Remotely Triggered Drug Release from Gold Nanoparticle-based Systems
Magnetic-responsive Nanoparticles for Drug Delivery
Smart Layer-by-Layer Assemblies for Drug Delivery
pH- and Temperature-responsive Hydrogels in Drug Delivery
Elastin-like Hydrogels and Self-assembled Nanostructures for Drug Delivery
Multiple Stimuli-responsive Hydrogels Based on α-Amino Acid Residues for Drug Delivery
Molecularly Imprinted Hydrogels for Affinity-controlled and Stimuli-responsive Drug Delivery
Drug/Medical Device Combination Products with Stimuli-responsive Eluting Surface
About this book
Smart materials, which can change properties when an external stimulus is applied, can be used for the targeted drug delivery of an active molecule to a specific site in the correct dosage. Different materials such as liposomes, polymeric systems, nanomaterials and hydrogels can respond to different stimuli such as pH, temperature and light and these are all attractive for controlled release applications.
With so many papers available on smart and stimuli-responsive materials for drug delivery applications it's hard to know where to start reading about this exciting topic. This two volume set brings together the recent findings in the area and provides a critical analysis of the different materials available and how they can be applied to advanced drug delivery systems.
With contributions from leading experts in the field, including a foreword from distinguished scientist Nicholas Peppas, The University of Texas at Austin, USA, the book will provide both an introduction to the key areas for graduate students and new researchers in the stimuli-responsive field as well as serving as a reference for those already working on fundamental materials research or drug delivery applications.
Carmen Alvarez-Lorenzo became Professor of Pharmacy and Pharmaceutical Technology at the University of Santiago de Compostela, Spain in 2007. Previously she was a postdoc and visiting scientist in the Department of Physics and Centre of Materials Science and Engineering at Massachusetts Institute of Technology, USA (1988 - 2001), working under the supervision of late Prof. Toyoichi Tanaka and then undertook a Ramon y Cajal posdoctoral researcher fellowship at the University of Santiago de Compostela, Spain. Her research interests include Intelligent hydrogels for selective and controlled drug delivery, stimuli-sensitive and imprinted polymeric systems for controlled drug release, nanoscopic micellar structures made of poloxamines for solubilizing and stabilizing drugs. She has published 114 papers in scientific journals, 10 book chapters and 7 patents.

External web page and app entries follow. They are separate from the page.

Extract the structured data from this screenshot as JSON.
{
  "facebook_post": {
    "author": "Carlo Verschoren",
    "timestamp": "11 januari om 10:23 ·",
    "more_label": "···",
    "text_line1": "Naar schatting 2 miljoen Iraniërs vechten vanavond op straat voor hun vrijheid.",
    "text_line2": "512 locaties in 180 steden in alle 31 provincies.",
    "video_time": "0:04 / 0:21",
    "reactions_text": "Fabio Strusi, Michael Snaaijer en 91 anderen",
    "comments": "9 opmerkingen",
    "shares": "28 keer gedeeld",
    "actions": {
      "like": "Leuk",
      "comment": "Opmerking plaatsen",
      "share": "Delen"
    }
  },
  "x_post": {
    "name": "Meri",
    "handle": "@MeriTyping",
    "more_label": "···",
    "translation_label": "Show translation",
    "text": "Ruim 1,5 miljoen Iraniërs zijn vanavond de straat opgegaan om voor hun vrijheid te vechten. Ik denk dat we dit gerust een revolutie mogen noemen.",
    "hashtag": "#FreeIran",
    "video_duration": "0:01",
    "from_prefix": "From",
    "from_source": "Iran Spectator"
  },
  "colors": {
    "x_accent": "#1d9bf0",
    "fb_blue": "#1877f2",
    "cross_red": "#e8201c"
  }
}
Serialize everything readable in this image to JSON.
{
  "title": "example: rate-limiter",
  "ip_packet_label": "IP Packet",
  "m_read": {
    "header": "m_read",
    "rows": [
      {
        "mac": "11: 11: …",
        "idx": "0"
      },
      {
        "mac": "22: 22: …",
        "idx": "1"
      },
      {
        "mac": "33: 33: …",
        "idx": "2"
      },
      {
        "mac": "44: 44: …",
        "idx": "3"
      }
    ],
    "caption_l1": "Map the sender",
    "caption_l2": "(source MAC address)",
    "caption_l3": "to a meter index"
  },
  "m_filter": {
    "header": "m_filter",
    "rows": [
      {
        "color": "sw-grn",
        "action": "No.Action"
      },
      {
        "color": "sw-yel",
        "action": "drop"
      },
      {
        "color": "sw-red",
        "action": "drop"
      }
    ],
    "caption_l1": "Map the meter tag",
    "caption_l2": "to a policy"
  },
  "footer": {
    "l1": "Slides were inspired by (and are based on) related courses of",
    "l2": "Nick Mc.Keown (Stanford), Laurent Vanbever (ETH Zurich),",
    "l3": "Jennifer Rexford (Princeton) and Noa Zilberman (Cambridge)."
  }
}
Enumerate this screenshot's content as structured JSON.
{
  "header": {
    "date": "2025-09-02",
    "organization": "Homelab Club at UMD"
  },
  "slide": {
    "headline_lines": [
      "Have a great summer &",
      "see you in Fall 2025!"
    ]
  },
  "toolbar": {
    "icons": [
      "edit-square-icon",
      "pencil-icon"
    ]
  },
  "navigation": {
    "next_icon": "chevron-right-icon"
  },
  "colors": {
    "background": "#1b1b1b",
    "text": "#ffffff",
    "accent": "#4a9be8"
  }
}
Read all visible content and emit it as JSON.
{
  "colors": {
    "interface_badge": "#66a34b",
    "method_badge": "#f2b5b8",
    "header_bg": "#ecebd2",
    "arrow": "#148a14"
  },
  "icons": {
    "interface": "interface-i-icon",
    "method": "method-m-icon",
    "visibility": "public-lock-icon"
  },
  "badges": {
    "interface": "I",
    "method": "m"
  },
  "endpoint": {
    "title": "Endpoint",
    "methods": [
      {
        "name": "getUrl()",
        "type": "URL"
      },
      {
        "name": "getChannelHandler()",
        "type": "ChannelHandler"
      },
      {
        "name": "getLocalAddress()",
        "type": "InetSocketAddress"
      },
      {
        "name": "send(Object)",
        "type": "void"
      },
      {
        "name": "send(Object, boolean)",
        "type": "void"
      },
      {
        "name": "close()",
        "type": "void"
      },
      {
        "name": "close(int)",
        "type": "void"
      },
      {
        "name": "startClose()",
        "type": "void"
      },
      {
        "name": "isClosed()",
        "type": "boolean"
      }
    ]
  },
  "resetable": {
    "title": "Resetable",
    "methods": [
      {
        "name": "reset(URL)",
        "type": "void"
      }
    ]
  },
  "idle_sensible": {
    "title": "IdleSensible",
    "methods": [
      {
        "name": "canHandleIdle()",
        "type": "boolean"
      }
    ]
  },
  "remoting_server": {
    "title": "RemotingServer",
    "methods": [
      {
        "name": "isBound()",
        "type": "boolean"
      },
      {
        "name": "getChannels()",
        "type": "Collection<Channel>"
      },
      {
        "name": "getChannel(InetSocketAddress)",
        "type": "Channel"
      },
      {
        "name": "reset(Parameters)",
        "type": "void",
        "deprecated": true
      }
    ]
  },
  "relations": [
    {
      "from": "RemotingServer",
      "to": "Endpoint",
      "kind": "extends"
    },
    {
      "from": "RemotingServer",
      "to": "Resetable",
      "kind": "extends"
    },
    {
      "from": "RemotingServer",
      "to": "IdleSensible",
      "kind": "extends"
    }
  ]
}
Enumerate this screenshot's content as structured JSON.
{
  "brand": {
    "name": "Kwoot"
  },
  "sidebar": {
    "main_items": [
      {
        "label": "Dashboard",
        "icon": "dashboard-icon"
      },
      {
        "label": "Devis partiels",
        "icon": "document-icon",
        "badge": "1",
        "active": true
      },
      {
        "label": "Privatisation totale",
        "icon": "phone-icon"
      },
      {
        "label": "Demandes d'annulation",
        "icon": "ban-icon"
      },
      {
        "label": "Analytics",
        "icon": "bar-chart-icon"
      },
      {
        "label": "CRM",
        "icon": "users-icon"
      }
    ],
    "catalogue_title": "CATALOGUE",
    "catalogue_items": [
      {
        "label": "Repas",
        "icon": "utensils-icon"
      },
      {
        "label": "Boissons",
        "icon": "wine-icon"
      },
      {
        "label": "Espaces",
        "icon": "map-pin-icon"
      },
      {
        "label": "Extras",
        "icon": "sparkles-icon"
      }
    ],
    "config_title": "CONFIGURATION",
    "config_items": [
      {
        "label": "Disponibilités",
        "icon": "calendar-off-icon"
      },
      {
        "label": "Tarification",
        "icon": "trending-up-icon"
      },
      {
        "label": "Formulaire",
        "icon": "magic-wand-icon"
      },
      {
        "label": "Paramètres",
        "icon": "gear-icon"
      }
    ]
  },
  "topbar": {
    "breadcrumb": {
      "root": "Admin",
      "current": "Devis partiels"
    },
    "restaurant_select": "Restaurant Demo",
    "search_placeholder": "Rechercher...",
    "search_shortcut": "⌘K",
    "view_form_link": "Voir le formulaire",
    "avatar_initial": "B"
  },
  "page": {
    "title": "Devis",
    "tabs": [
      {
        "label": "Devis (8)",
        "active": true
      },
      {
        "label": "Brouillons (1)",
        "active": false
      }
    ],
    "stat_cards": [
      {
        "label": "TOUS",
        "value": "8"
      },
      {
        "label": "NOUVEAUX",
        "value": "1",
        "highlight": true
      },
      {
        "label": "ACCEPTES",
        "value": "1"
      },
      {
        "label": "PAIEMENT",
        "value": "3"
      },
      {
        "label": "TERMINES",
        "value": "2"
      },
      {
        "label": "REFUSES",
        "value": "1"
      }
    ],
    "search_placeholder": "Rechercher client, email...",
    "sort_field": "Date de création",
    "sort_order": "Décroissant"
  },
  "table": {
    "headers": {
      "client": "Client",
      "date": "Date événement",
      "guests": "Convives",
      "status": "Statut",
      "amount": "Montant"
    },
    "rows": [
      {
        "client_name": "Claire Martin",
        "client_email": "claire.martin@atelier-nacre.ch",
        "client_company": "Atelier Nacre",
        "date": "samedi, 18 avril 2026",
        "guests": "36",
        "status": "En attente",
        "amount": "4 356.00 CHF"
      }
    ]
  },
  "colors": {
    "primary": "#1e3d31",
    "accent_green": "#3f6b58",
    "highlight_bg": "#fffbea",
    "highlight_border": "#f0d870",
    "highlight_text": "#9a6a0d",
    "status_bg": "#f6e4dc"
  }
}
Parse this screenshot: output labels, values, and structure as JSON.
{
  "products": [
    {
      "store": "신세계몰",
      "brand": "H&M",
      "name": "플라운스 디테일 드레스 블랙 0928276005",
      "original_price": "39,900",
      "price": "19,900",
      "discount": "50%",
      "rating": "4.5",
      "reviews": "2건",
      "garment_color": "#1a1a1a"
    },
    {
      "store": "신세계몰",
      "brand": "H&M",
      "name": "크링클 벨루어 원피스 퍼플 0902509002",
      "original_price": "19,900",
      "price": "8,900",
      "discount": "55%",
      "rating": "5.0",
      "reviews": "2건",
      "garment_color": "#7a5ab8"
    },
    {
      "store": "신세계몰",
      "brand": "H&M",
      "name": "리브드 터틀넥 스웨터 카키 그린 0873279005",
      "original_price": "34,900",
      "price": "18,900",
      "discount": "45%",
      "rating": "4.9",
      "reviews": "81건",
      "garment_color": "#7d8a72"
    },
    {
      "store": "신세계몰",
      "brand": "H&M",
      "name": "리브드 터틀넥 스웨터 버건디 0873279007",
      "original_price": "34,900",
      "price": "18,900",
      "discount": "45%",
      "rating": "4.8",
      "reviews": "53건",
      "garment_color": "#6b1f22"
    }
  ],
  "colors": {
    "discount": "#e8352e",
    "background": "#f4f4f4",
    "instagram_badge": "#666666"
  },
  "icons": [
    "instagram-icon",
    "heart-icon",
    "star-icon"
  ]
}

Angel Concheiro is a Professor of Pharmacy and Pharmaceutical Technology at the University of Santiago de Compostela, Spain (since 1988). He has carried out an intense scientific activity in the area of drug delivery systems and the application of natural and synthetic polymers for the development of advanced drug carriers and drug-eluting medical devices. He has published nearly 200 research publications and contributions in relevant journals and books as well as four patents. He has recently been awarded with the Pharmaceutical Sciences World Congress Research Achievement Award 2010 from the International Pharmaceutical Federation and American Association of Pharmaceutical Scientists.